2. Think about ‘the other side of the coin’. This is often a seriously missed opportunity to show what you can do. Here’s an example. If you are asked to talk about a street market you liked visiting, remember to say what you dislike about regular shops. If talking about a favourite piece of electronic equipment, mention the other choices that could have been your favourite but aren’t (second and third in the list). Doing this has two big benefits. It gives you chance to demonstrate more language to the examiner, but equally importantly, it contextualises, or gives background to the thing you’re discussing. It’s also a great way of explaining ‘why’ something is the case; so for instance a ‘favourite holiday’ in Spain can only be your favourite because of how it compares to your other holidays.
4. When talking about a personal experience, call on all your senses to help. What could you see, hear, feel, smell, or taste in a situation? Remember to include colours and sensations you felt. This all helps the examiner hear the best of your English and get a real feeling for what you are speaking about.
5. Think about the topic from the perspective of questions. Ask yourself what, why, where, when, who and how? This can stimulate ideas for your speaking and help prevent you ‘drying up’ before the end.

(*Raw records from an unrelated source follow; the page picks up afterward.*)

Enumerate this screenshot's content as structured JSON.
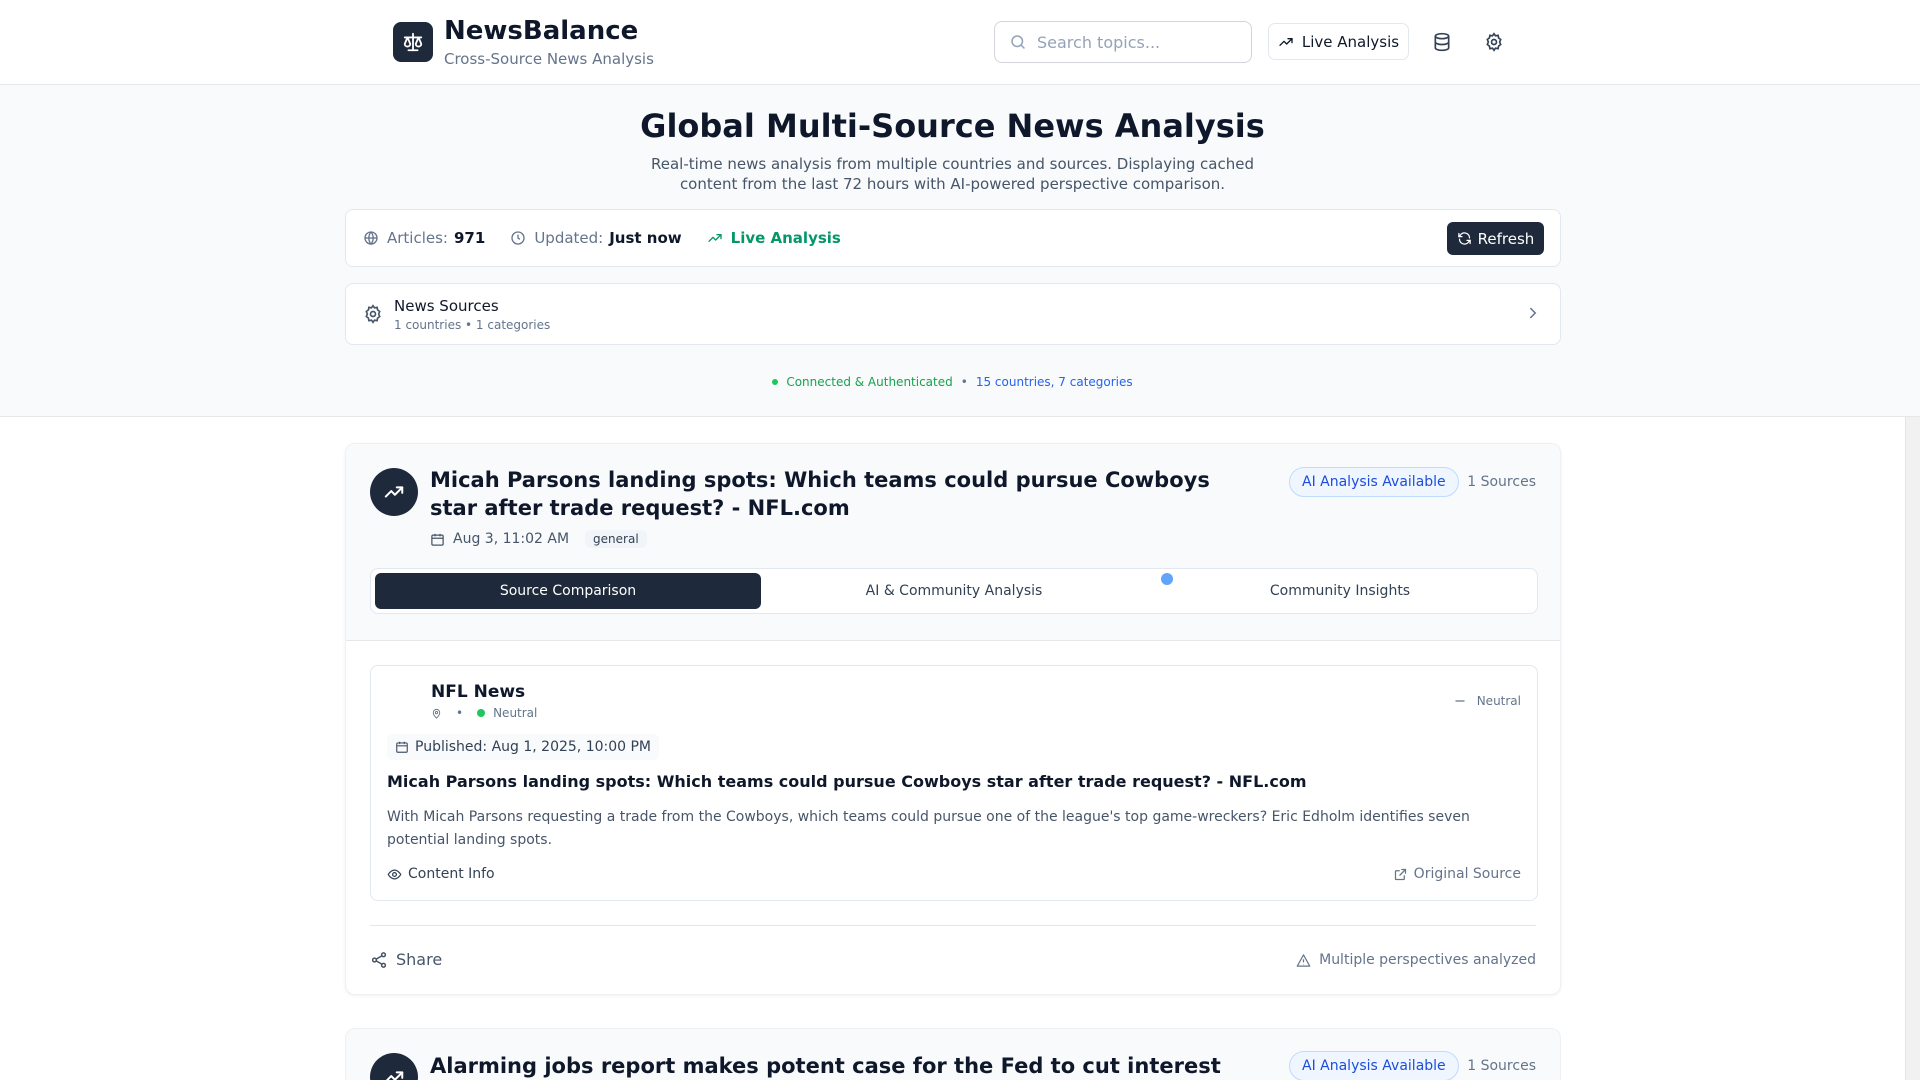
{
  "header": {
    "brand_title": "NewsBalance",
    "brand_subtitle": "Cross-Source News Analysis",
    "search_placeholder": "Search topics...",
    "live_analysis_label": "Live Analysis"
  },
  "hero": {
    "title": "Global Multi-Source News Analysis",
    "description": "Real-time news analysis from multiple countries and sources. Displaying cached content from the last 72 hours with AI-powered perspective comparison."
  },
  "stats": {
    "articles_label": "Articles:",
    "articles_value": "971",
    "updated_label": "Updated:",
    "updated_value": "Just now",
    "live_label": "Live Analysis",
    "refresh_label": "Refresh"
  },
  "sources_panel": {
    "title": "News Sources",
    "subtitle": "1 countries • 1 categories"
  },
  "connection": {
    "status": "Connected & Authenticated",
    "separator": "•",
    "coverage": "15 countries, 7 categories"
  },
  "articles": [
    {
      "title": "Micah Parsons landing spots: Which teams could pursue Cowboys star after trade request? - NFL.com",
      "date": "Aug 3, 11:02 AM",
      "category": "general",
      "ai_badge": "AI Analysis Available",
      "source_count": "1 Sources",
      "tabs": [
        "Source Comparison",
        "AI & Community Analysis",
        "Community Insights"
      ],
      "source": {
        "name": "NFL News",
        "meta_sep": "•",
        "bias": "Neutral",
        "bias_right": "Neutral",
        "published": "Published: Aug 1, 2025, 10:00 PM",
        "headline": "Micah Parsons landing spots: Which teams could pursue Cowboys star after trade request? - NFL.com",
        "excerpt": "With Micah Parsons requesting a trade from the Cowboys, which teams could pursue one of the league's top game-wreckers? Eric Edholm identifies seven potential landing spots.",
        "content_info": "Content Info",
        "original_source": "Original Source"
      },
      "share_label": "Share",
      "perspectives_label": "Multiple perspectives analyzed"
    },
    {
      "title": "Alarming jobs report makes potent case for the Fed to cut interest rates -",
      "ai_badge": "AI Analysis Available",
      "source_count": "1 Sources"
    }
  ]
}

Obviously the different topics you might be given to speak about can call for very different answers but hopefully these tips will give you some confidence for when the examiner hands you the topic you are going to speak about. Good luck!